The defendants claimed their daughter had been reaching for a biscuit when she fell and cut herself on the edge of a kitchen cupboard.
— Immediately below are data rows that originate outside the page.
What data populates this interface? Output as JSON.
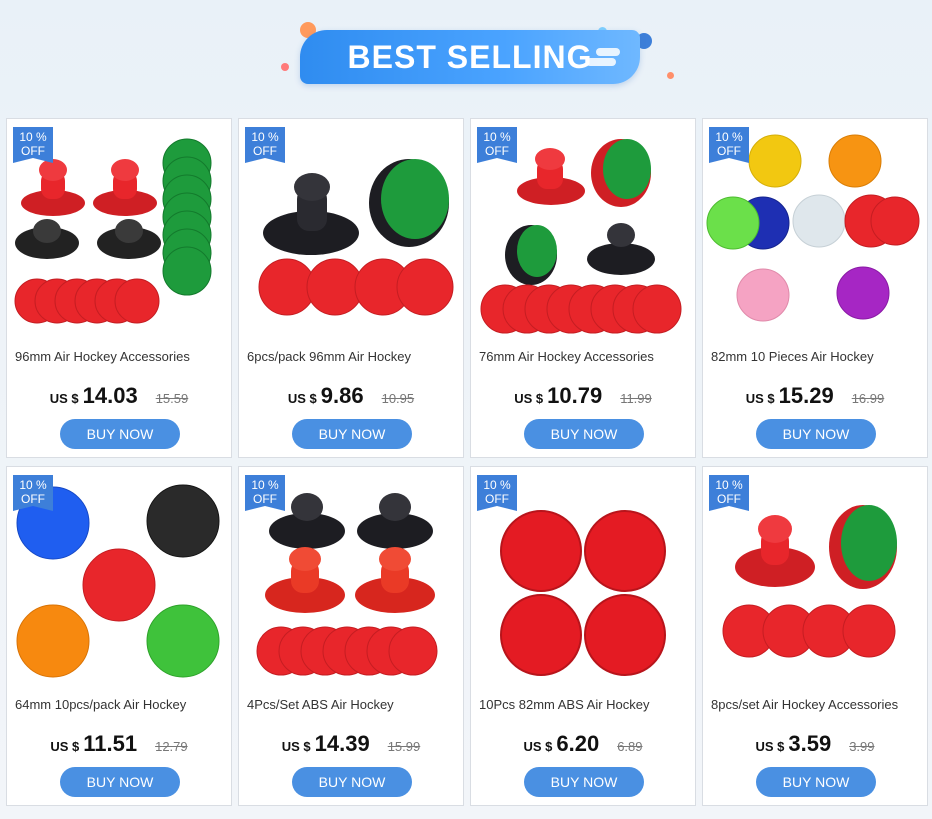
{
  "banner": {
    "title": "BEST SELLING"
  },
  "colors": {
    "accent": "#4a90e2",
    "badge": "#3d7fd9",
    "puck_red": "#e8262b",
    "puck_green": "#1e9b3c"
  },
  "products": [
    {
      "discount_pct": "10 %",
      "discount_off": "OFF",
      "title": "96mm Air Hockey Accessories",
      "currency": "US $",
      "price": "14.03",
      "old_price": "15.59",
      "buy_label": "BUY NOW"
    },
    {
      "discount_pct": "10 %",
      "discount_off": "OFF",
      "title": "6pcs/pack 96mm Air Hockey",
      "currency": "US $",
      "price": "9.86",
      "old_price": "10.95",
      "buy_label": "BUY NOW"
    },
    {
      "discount_pct": "10 %",
      "discount_off": "OFF",
      "title": "76mm Air Hockey Accessories",
      "currency": "US $",
      "price": "10.79",
      "old_price": "11.99",
      "buy_label": "BUY NOW"
    },
    {
      "discount_pct": "10 %",
      "discount_off": "OFF",
      "title": "82mm 10 Pieces Air Hockey",
      "currency": "US $",
      "price": "15.29",
      "old_price": "16.99",
      "buy_label": "BUY NOW"
    },
    {
      "discount_pct": "10 %",
      "discount_off": "OFF",
      "title": "64mm 10pcs/pack Air Hockey",
      "currency": "US $",
      "price": "11.51",
      "old_price": "12.79",
      "buy_label": "BUY NOW"
    },
    {
      "discount_pct": "10 %",
      "discount_off": "OFF",
      "title": "4Pcs/Set ABS Air Hockey",
      "currency": "US $",
      "price": "14.39",
      "old_price": "15.99",
      "buy_label": "BUY NOW"
    },
    {
      "discount_pct": "10 %",
      "discount_off": "OFF",
      "title": "10Pcs 82mm ABS Air Hockey",
      "currency": "US $",
      "price": "6.20",
      "old_price": "6.89",
      "buy_label": "BUY NOW"
    },
    {
      "discount_pct": "10 %",
      "discount_off": "OFF",
      "title": "8pcs/set Air Hockey Accessories",
      "currency": "US $",
      "price": "3.59",
      "old_price": "3.99",
      "buy_label": "BUY NOW"
    }
  ]
}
Medical experts confirmed the cause of her injuries were consistent with cutting rather than a fall.
The victim later told specially trained officers during a series of video interviews played to the court that she had been cut by a “witch”.
Leethen Bartholomew, the head of the National FGM Centre, said he hoped grassroots campaign groups would be given more support to train professionals.
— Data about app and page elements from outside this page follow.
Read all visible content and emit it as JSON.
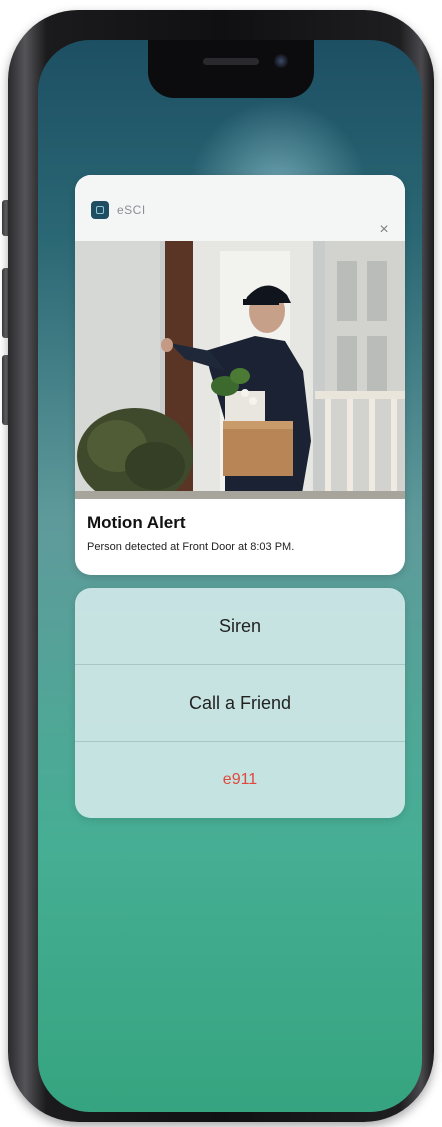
{
  "notification": {
    "app_name": "eSCI",
    "close_glyph": "×",
    "title": "Motion Alert",
    "body": "Person detected at Front Door at 8:03 PM.",
    "photo_subject": "delivery-person-at-front-door"
  },
  "actions": [
    {
      "label": "Siren"
    },
    {
      "label": "Call a Friend"
    },
    {
      "label": "e911",
      "color": "#e0473e"
    }
  ],
  "colors": {
    "wallpaper_top": "#1d4f63",
    "wallpaper_bottom": "#36a47f",
    "accent_danger": "#e0473e"
  }
}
“We know that FGM happens here in the UK and we didn’t need a conviction to prove that,” he said. “There is still a lack of services for survivors of FGM,” he said, adding that the victim in the case must be given continual support.
Charlotte Proudman, a leading barrister who specialises in FGM, told the Guardian: “The conviction is hugely significant, securing justice for the girl but also in sending a strong message that this crime will not be tolerated.”
She questioned if health workers were fulfilling their mandatory reporting duties, and highlighted a legal loophole that meant professionals only had to report cases in which children had already undergone FGM, rather than those also deemed to be at risk.
Leyla Hussein, a social activist and survivor of FGM, said she had mixed emotions about the conviction.
“We are sending out a strong message that children now come first,” she said. “However, the sad thing is we could have helped that mother. That could have easily been me because 17 years ago I did not understand that FGM was wrong.”
Hussein, who was born in Somalia and later emigrated to the UK, said it was not until she was 21 and her own daughter was two months old that a practice nurse raised the issue of her FGM.
“It’s positive this girl got justice but as an FGM survivor I can’t help thinking the system failed her. Her mother has committed a crime and we need to be honest about that. But she could have been informed about FGM through her GP or midwife.”
She explained: “My daughter was at risk, I was that mother. But a brilliant health professional did her job so I made sure my daughter wasn’t cut. So I’m blaming teachers, health professionals and the whole system which has failed this child who will live with FGM for the rest of her life.”
There are an estimated 137,000 women and girls living with FGM in England and Wales according to City University. The Home Office has identified women from countries including Somalia, Kenya, Ethiopia and Nigeria as most at risk.
There have been 298 FGM protection orders issued since they were first introduced in 2015 to safeguard those at risk.
Hannah Summers and Rebecca Ratcliffe, 02/02/2019